A decade ago, I never even imagined I'd be here. I was a junior in high school in Rochester, a quiet suburb in southeast Michigan. My biggest concerns were passing my AP classes, getting a killer ACT score and getting into the University of Michigan. My long-term plans consisted of graduating from the U of M business school, getting married (probably to a white girl because that's all I ever saw where I grew up) and starting a family back in Rochester. I was way off.
I didn't even get into U of M business school. I still have nightmares of Econ 101 and Accounting 271. In Ann Arbor, I discovered that Asians do exist in Michigan. That's when I became afflicted with The Feva. As for marriage and starting a family -- if you know me now, you're probably laughing out loud at that image.
I stopped trying to have a plan and just decided to go with the flow. I ended up living and working in L.A., Minneapolis and Manila before coming to NYC. I started this blog out of boredom and hatred of my situation in Minneapolis, and so I could write about my thoughts on Laguna Beach. While I lived in the motherland, I was a body-double for a Filipino action star in a print ad, almost drowned while whitewater rafting, sea-kayaked to lay out on my own personal island, was in a minor earthquake, sat second-row at a Backstreet Boys concert (though highly enjoyable, I'm still *NSYNC for life), met Manny Pacquiao, the greatest fighter of our generation, and got fat...really fat. I can't help that Filipinos make amazing food.

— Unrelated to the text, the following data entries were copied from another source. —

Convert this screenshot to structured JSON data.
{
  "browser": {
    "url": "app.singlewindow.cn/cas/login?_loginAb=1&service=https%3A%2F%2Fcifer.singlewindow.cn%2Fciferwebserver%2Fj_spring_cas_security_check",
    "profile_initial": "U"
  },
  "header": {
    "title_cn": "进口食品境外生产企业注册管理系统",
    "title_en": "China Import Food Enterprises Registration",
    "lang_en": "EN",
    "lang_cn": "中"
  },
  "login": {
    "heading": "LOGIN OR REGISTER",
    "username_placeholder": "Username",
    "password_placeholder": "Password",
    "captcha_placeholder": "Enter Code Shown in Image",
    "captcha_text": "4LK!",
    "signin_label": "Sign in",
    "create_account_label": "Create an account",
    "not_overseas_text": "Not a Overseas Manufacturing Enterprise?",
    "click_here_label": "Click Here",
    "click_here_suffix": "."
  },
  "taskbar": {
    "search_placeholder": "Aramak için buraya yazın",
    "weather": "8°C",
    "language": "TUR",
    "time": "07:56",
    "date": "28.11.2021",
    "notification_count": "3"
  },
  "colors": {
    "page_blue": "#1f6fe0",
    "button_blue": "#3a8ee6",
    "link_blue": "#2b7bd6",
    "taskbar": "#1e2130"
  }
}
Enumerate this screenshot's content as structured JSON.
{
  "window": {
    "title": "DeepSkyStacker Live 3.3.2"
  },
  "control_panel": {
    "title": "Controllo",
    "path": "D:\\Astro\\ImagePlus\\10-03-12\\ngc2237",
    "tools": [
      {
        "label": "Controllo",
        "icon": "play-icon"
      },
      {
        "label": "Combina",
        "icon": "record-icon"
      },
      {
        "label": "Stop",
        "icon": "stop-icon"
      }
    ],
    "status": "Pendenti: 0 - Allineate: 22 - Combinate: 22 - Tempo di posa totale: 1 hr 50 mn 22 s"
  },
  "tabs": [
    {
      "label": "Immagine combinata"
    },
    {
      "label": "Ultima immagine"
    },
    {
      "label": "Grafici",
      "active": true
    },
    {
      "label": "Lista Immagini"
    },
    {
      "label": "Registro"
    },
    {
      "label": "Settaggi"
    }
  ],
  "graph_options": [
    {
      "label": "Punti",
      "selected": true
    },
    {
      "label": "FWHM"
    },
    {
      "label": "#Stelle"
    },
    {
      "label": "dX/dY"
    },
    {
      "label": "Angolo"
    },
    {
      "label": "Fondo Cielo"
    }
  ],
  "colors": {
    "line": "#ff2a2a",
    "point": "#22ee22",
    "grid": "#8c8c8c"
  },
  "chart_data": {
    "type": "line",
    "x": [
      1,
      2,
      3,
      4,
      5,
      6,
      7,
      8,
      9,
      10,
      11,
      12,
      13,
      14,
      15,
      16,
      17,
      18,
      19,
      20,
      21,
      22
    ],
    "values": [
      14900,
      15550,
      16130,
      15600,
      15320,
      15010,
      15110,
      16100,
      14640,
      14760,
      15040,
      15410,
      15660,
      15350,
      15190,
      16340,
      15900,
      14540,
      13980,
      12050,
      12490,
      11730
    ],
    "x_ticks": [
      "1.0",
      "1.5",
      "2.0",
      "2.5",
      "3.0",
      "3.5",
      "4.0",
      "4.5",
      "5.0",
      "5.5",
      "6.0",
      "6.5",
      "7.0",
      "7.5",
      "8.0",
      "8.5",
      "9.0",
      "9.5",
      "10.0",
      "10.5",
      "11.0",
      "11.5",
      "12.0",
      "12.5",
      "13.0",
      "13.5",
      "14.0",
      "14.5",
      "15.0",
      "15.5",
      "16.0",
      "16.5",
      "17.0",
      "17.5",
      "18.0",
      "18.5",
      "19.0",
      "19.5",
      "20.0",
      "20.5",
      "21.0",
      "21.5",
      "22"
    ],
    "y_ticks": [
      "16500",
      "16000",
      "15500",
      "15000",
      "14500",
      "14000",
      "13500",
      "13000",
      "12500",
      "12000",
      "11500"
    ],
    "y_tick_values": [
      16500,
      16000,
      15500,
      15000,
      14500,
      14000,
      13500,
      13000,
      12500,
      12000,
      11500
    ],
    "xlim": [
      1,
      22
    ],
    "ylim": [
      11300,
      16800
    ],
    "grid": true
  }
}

Now, I'm coming up on four years in the city. When I moved here, I said I'd only stay for two. I've met tons of interesting, diverse people and enjoyed a multitude of amazing experiences. I have no idea how much longer I'll stay, or even where I'll move next. The only thing I know is I'm going to continue to make a concerted effort to not get hit by a cab again. I'm really excited for the next decade. I only hope it's as eventful as the last one.